Bankruptcy should be considered a last-resort option, but it can help significantly by bringing foreclosure proceedings to a halt, ending harassment from debt collectors, and giving you time to reorganize your finances. The best time to consider bankruptcy is when you have fallen at least two months behind on your mortgage payments, and preferably before a trustee sale has been scheduled.
Halt Foreclosure with an Automatic Stay
If you file for bankruptcy before the foreclosure sale of your home, you’ll receive what is called the automatic stay, which offers you protection from foreclosure. This means you can stay in your home and creditors cannot come after you for money until your case is discharged, or the lender files a motion to remove the stay to proceed with a foreclosure.
Bankruptcy and Foreclosure
Foreclosure with a Chapter 7 Bankruptcy

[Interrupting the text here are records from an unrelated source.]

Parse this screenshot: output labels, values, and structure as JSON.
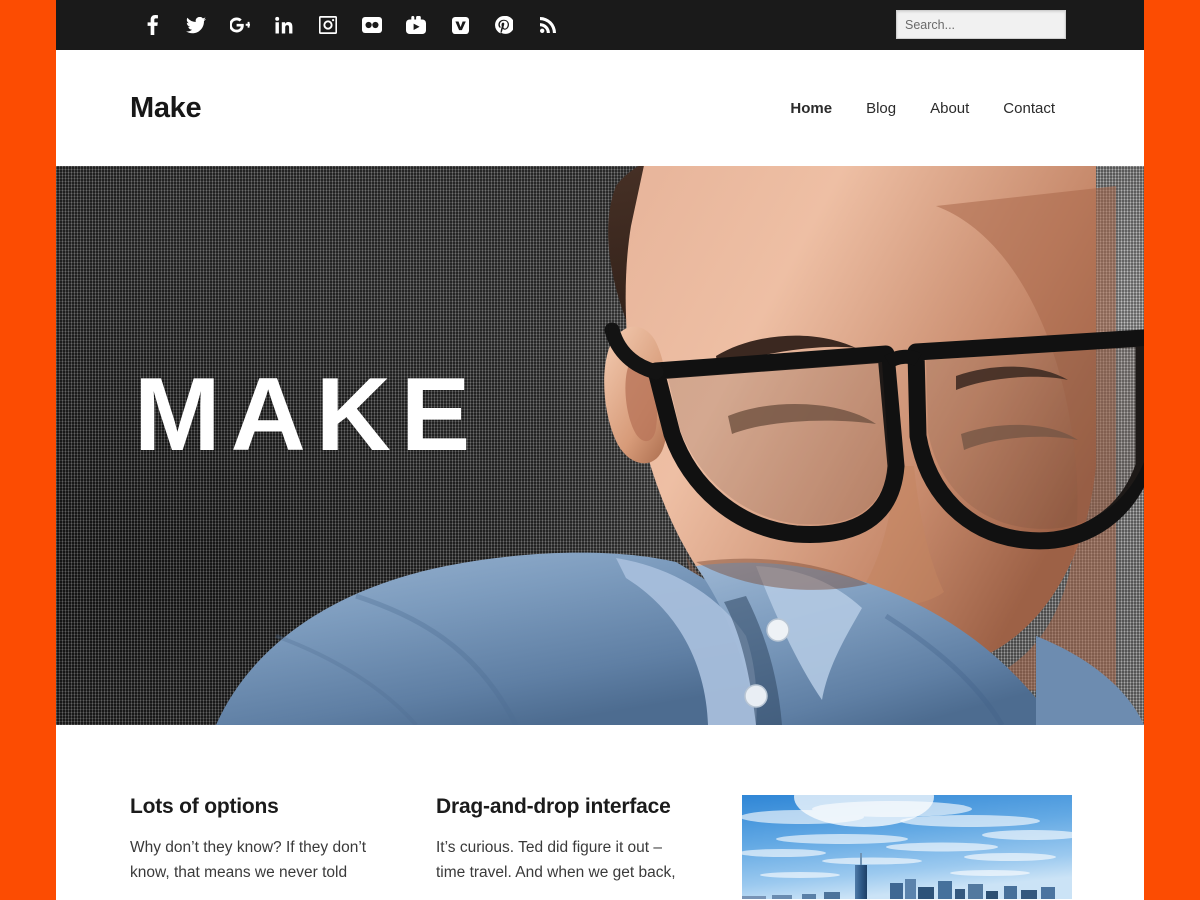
{
  "theme": {
    "frame_color": "#fc4c02",
    "topbar_color": "#1a1a1a",
    "page_background": "#ffffff",
    "text_color": "#1b1b1b"
  },
  "topbar": {
    "social_links": [
      {
        "name": "facebook",
        "label": "Facebook"
      },
      {
        "name": "twitter",
        "label": "Twitter"
      },
      {
        "name": "google-plus",
        "label": "Google+"
      },
      {
        "name": "linkedin",
        "label": "LinkedIn"
      },
      {
        "name": "instagram",
        "label": "Instagram"
      },
      {
        "name": "flickr",
        "label": "Flickr"
      },
      {
        "name": "youtube",
        "label": "YouTube"
      },
      {
        "name": "vimeo",
        "label": "Vimeo"
      },
      {
        "name": "pinterest",
        "label": "Pinterest"
      },
      {
        "name": "rss",
        "label": "RSS"
      }
    ],
    "search": {
      "placeholder": "Search...",
      "value": ""
    }
  },
  "header": {
    "site_title": "Make",
    "nav": [
      {
        "label": "Home",
        "active": true
      },
      {
        "label": "Blog",
        "active": false
      },
      {
        "label": "About",
        "active": false
      },
      {
        "label": "Contact",
        "active": false
      }
    ]
  },
  "hero": {
    "title": "MAKE",
    "image_alt": "man-with-glasses-in-denim-shirt"
  },
  "features": [
    {
      "title": "Lots of options",
      "body": "Why don’t they know? If they don’t know, that means we never told"
    },
    {
      "title": "Drag-and-drop interface",
      "body": "It’s curious. Ted did figure it out – time travel. And when we get back,"
    },
    {
      "title": "",
      "body": "",
      "image_alt": "city-skyline-with-blue-sky"
    }
  ]
}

Chapter 7 bankruptcy rules state that you do not have the financial means to pay any of your bills. When your personal bankruptcy is discharged, you are released from your obligation to pay your debts. However, Chapter 7 bankruptcy rules do not prevent foreclosure on your home because the lien on the home survives a bankruptcy discharge. This means that, although the lender cannot come after you personally for any deficiency balance, the lender can foreclose on the property (your home) that secures the lender’s lien. So, when filing Chapter 7, the understanding is that you are likely going to surrender your home to the bank. If your intentions are to keep the home, then a Chapter 13 filing would be appropriate.
Foreclosure with a Chapter 13 Bankruptcy
Chapter 13 bankruptcy allows you to repay all or a portion of your debts under the supervision and protection of the bankruptcy court. Essentially, Chapter 13 bankruptcy is a court protected repayment plan, usually lasting three to five years. In most Chapter 13 bankruptcy cases, there is an opportunity to keep your home and prevent foreclosure by curing any default in your mortgage payments over the course of the plan. To protect your home from foreclosure in a Chapter 13 plan, you must be able to do the following:
- Resume making your mortgage payments due after the bankruptcy is filed.
- Have sufficient income to pay for your living expenses, including utilities, insurance, and all other necessary expenses.
- File a plan that provides payment of all mortgage payment arrears and late charges that were due prior to filing.
With my careful guidance, and your ability to make the required plan payments, you can emerge from bankruptcy with your home still in your possession.
Tax Liability and Foreclosure
Foreclosure may trigger tax consequences to you. Today’s current law may hold you liable for any debt forgiveness in the form of taxes on such forgiven debt. To avoid such a liability, you may need to consider bankruptcy. Any difference between what people borrow and what they repay is considered income. Tax laws treat any type of debt forgiveness as a financial benefit, even if it comes at the expense of your home. The two exceptions to such debt forgiveness income is filing a bankruptcy before the foreclosure, or if a bankruptcy is not filed, a determination that you are technically insolvent under the tax code.
Retaining legal assistance from an honest and caring bankruptcy attorney who is skilled and experienced in the field of foreclosure defense may be your best chance at financial relief. I personally handle all bankruptcy cases using empathy and experience. Call my office today for a free consultation.